= Task item =
Set down all of the data that follows, keeping every character.

(Beginning of Information supplied)

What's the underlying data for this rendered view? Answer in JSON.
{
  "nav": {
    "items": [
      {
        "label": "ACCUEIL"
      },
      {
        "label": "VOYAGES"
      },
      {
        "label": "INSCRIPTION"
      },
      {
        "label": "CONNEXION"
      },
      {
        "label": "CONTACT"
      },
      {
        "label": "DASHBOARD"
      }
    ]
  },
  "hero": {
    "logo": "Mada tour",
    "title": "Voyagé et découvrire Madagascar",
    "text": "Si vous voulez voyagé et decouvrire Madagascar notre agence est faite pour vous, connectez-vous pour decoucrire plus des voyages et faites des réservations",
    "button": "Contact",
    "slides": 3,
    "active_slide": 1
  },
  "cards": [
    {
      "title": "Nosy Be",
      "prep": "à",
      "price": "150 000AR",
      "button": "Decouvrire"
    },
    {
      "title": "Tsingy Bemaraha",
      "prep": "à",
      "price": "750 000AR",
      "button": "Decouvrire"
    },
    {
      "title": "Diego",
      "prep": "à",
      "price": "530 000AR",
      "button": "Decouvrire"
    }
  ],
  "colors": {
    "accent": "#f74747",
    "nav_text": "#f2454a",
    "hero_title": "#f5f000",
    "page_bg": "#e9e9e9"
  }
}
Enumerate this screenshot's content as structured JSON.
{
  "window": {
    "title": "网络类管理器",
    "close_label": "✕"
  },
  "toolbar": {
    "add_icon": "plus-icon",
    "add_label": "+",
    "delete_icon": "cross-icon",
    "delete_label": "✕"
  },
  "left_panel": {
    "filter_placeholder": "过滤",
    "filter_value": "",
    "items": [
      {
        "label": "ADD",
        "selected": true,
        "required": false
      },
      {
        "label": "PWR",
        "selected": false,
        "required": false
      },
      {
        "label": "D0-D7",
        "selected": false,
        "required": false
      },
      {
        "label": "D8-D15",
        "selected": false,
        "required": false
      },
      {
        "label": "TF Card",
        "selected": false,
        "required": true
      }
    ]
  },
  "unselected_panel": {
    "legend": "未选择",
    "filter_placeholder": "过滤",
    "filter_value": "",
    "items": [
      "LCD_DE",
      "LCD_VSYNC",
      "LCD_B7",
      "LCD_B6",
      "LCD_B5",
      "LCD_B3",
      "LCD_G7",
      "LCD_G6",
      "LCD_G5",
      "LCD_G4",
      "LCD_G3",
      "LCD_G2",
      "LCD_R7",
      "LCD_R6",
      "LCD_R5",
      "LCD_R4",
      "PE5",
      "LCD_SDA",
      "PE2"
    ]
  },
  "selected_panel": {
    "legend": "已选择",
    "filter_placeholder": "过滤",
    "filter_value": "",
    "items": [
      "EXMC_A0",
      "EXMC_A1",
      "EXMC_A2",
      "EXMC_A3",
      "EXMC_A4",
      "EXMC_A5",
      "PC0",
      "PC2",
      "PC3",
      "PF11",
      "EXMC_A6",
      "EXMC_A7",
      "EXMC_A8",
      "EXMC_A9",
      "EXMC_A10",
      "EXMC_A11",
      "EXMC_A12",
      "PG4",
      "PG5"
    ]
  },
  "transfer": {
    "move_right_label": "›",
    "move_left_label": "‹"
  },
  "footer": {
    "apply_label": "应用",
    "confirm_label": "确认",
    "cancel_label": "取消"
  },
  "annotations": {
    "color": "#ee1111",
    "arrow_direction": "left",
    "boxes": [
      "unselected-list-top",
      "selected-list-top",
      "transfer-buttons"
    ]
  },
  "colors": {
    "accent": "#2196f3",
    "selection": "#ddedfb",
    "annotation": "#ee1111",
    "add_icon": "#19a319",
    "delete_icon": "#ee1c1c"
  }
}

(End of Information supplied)

= Output of the exercise =
What's the underlying data for this rendered view? Answer in JSON.
{
  "nav": {
    "items": [
      {
        "label": "ACCUEIL"
      },
      {
        "label": "VOYAGES"
      },
      {
        "label": "INSCRIPTION"
      },
      {
        "label": "CONNEXION"
      },
      {
        "label": "CONTACT"
      },
      {
        "label": "DASHBOARD"
      }
    ]
  },
  "hero": {
    "logo": "Mada tour",
    "title": "Voyagé et découvrire Madagascar",
    "text": "Si vous voulez voyagé et decouvrire Madagascar notre agence est faite pour vous, connectez-vous pour decoucrire plus des voyages et faites des réservations",
    "button": "Contact",
    "slides": 3,
    "active_slide": 1
  },
  "cards": [
    {
      "title": "Nosy Be",
      "prep": "à",
      "price": "150 000AR",
      "button": "Decouvrire"
    },
    {
      "title": "Tsingy Bemaraha",
      "prep": "à",
      "price": "750 000AR",
      "button": "Decouvrire"
    },
    {
      "title": "Diego",
      "prep": "à",
      "price": "530 000AR",
      "button": "Decouvrire"
    }
  ],
  "colors": {
    "accent": "#f74747",
    "nav_text": "#f2454a",
    "hero_title": "#f5f000",
    "page_bg": "#e9e9e9"
  }
}
Enumerate this screenshot's content as structured JSON.
{
  "window": {
    "title": "网络类管理器",
    "close_label": "✕"
  },
  "toolbar": {
    "add_icon": "plus-icon",
    "add_label": "+",
    "delete_icon": "cross-icon",
    "delete_label": "✕"
  },
  "left_panel": {
    "filter_placeholder": "过滤",
    "filter_value": "",
    "items": [
      {
        "label": "ADD",
        "selected": true,
        "required": false
      },
      {
        "label": "PWR",
        "selected": false,
        "required": false
      },
      {
        "label": "D0-D7",
        "selected": false,
        "required": false
      },
      {
        "label": "D8-D15",
        "selected": false,
        "required": false
      },
      {
        "label": "TF Card",
        "selected": false,
        "required": true
      }
    ]
  },
  "unselected_panel": {
    "legend": "未选择",
    "filter_placeholder": "过滤",
    "filter_value": "",
    "items": [
      "LCD_DE",
      "LCD_VSYNC",
      "LCD_B7",
      "LCD_B6",
      "LCD_B5",
      "LCD_B3",
      "LCD_G7",
      "LCD_G6",
      "LCD_G5",
      "LCD_G4",
      "LCD_G3",
      "LCD_G2",
      "LCD_R7",
      "LCD_R6",
      "LCD_R5",
      "LCD_R4",
      "PE5",
      "LCD_SDA",
      "PE2"
    ]
  },
  "selected_panel": {
    "legend": "已选择",
    "filter_placeholder": "过滤",
    "filter_value": "",
    "items": [
      "EXMC_A0",
      "EXMC_A1",
      "EXMC_A2",
      "EXMC_A3",
      "EXMC_A4",
      "EXMC_A5",
      "PC0",
      "PC2",
      "PC3",
      "PF11",
      "EXMC_A6",
      "EXMC_A7",
      "EXMC_A8",
      "EXMC_A9",
      "EXMC_A10",
      "EXMC_A11",
      "EXMC_A12",
      "PG4",
      "PG5"
    ]
  },
  "transfer": {
    "move_right_label": "›",
    "move_left_label": "‹"
  },
  "footer": {
    "apply_label": "应用",
    "confirm_label": "确认",
    "cancel_label": "取消"
  },
  "annotations": {
    "color": "#ee1111",
    "arrow_direction": "left",
    "boxes": [
      "unselected-list-top",
      "selected-list-top",
      "transfer-buttons"
    ]
  },
  "colors": {
    "accent": "#2196f3",
    "selection": "#ddedfb",
    "annotation": "#ee1111",
    "add_icon": "#19a319",
    "delete_icon": "#ee1c1c"
  }
}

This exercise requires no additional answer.